Tuesday, March 27, 2012

Soil: What it is and where it came from

It has always amazed me how many of us are ignorant of the earth we stand on.

Even gardeners are often confused about where their soil came from, what type it is and how it can affect the plants that they grow.  Many will follow standard instructions on adding sand to clay to help it drain, and lime to sweeten it, without really understanding why they're doing it or the effect these actions may have.

So, to try and increase our knowledge a bit, this is going to be the first of a series of posts designed to give the average Joe (or Wayne if you're an Aussie!), a good working knowledge of soil.


Monday, March 26, 2012

Glyphosate: a revisit


Back in the UK when I was a lowly agri student, the prospect of reducing costs in an agriculture enterprise by being able to happily spray a broad spectrum herbicide, that apparently had no affect on fauna or the soil, and having crops that were resistant to this, was interesting.

I had always been uncomfortable with the use of chemicals, but willing to use them in certain situations, when I could ensure that they were being used as safely as possible.  So, to me, glyphosate was "just another chemical".  One of the many that were used in agriculture.


Friday, March 16, 2012

Weeds: a revisit

I've just come back to writing this blog after a bit of an absence, and found that my views on some things have grown and, perhaps, matured.

For example, the What are weeds? post I wrote originally for the purposes of the HomeOne forum and then duplicated here.

Since writing it, I have decided I am in fact happy to have dandelions in my veg and flower beds too!  

Tuesday, March 13, 2012

What is our greatest terrestial carbon reservoir?


For as long as I can remember, the world has been obsessed with the protection of rain forests.  As the threat of global climate change becomes reality, we are now obsessed with things like pollution levels, carbon capture and our own individual carbon footprints.

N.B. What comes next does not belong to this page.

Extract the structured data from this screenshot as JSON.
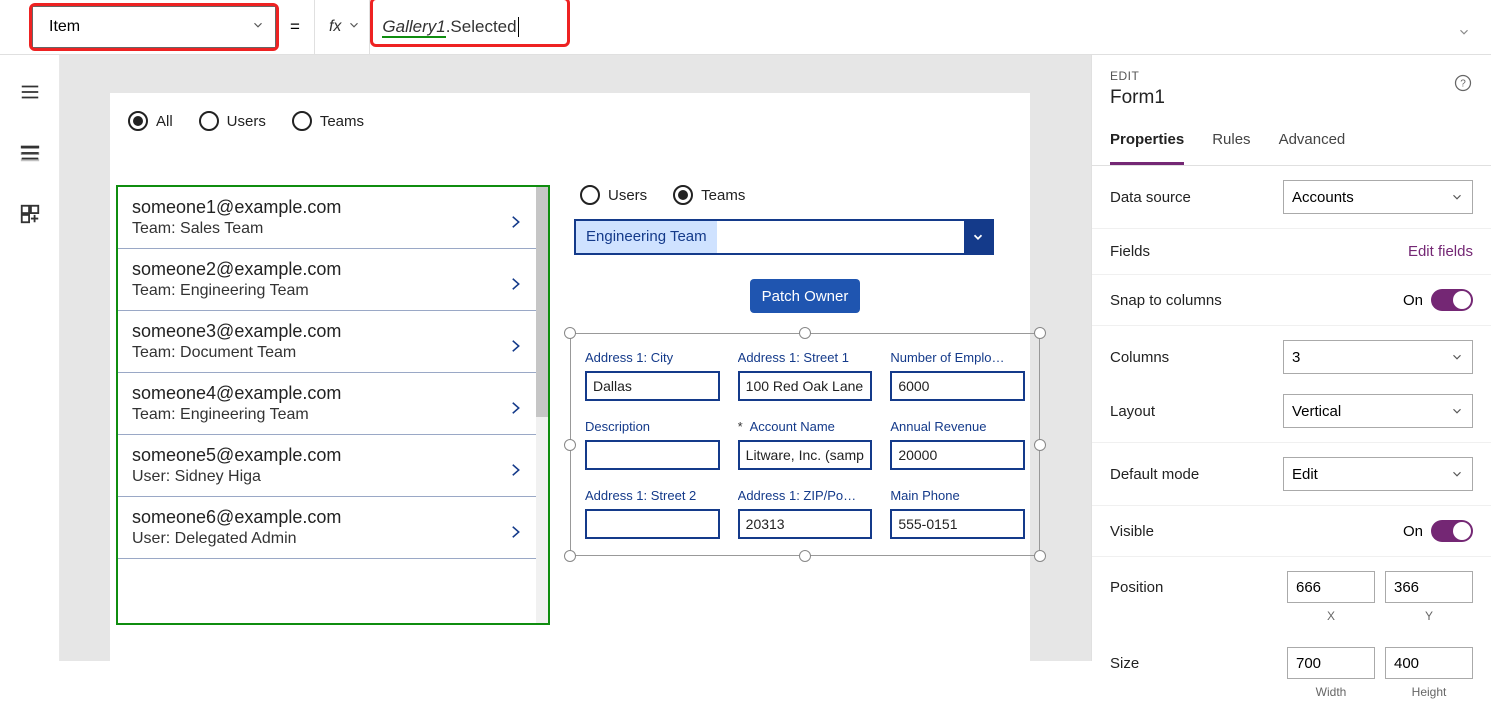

The other day I was told by a lecturer that an increase in terrestrial carbon levels (that stored in the soil and vegetation worldwide) of 15% would reverse the impact of fossil fuel pollution that has occurred since the industrial revolution.


Wednesday, March 07, 2012

My take on organic gardening...

A question I'm asked often, is: "where do you stand on organic gardens?".

Generally, I answer this with a smile and a dismissive: "on the soil of course!".

The reason for this awkwardness is not to be rude or to belittle the questioner in any way, it's simply to cover up my own embarrassment because, to be honest, I haven't yet made up my mind.

Friday, March 02, 2012

Sustainable Gardening Australia (SGA)

I just wanted to throw a wee nod in here for SGA. :)

I think they're excellent and I love watching their Footprint Flicks with the ever enthusiastic Helen Tuton (AKA The Barefoot Gardener).  Helen specialised in soil science and sustainable soil management, so she's a girl after my own heart.

Anyway, the Footprint Flicks are entertaining and a good starting point for those in particular who want to increase their knowledge in certain areas, so please take a look.

As for Helen, she hasn't done much on her own blog, but you can follow her posts and those of the other SGA writers on their site.  Helen's "In Your Patch" posts are good for those of us who're not entirely sure what we should be planting or doing in our garden and give a good summary by climate.

SGA also provide workshops and training, produce booklets and have an online shop.  I like the Home Harvest Booklet, which is a good read for those who are completely new to gardening, especially growing their own food, and don't know where to start.

Why not take a look?
:)



Myrtle Rust

Myrtle Rust, the Uredo rangelii fungal pathogen, was first discovered in NSW at a cut flower production property.  This was in late April 2010.

Action was taken quickly to try to prevent it's spread: a quarantine area was established around the property; affected plants were sprayed with a fungicide, before being removed and destroyed; movements of people and plants to and from neighbouring properties were traced; a surveillance program was put in place; properties approved to import plants in the family Myrtaceae were investigated, but no signs of disease were detected.

Myrtle rust on a Melaleuca paperbark
Myrtle rust on a Melaleuca paperbark (courtesy of the DPI)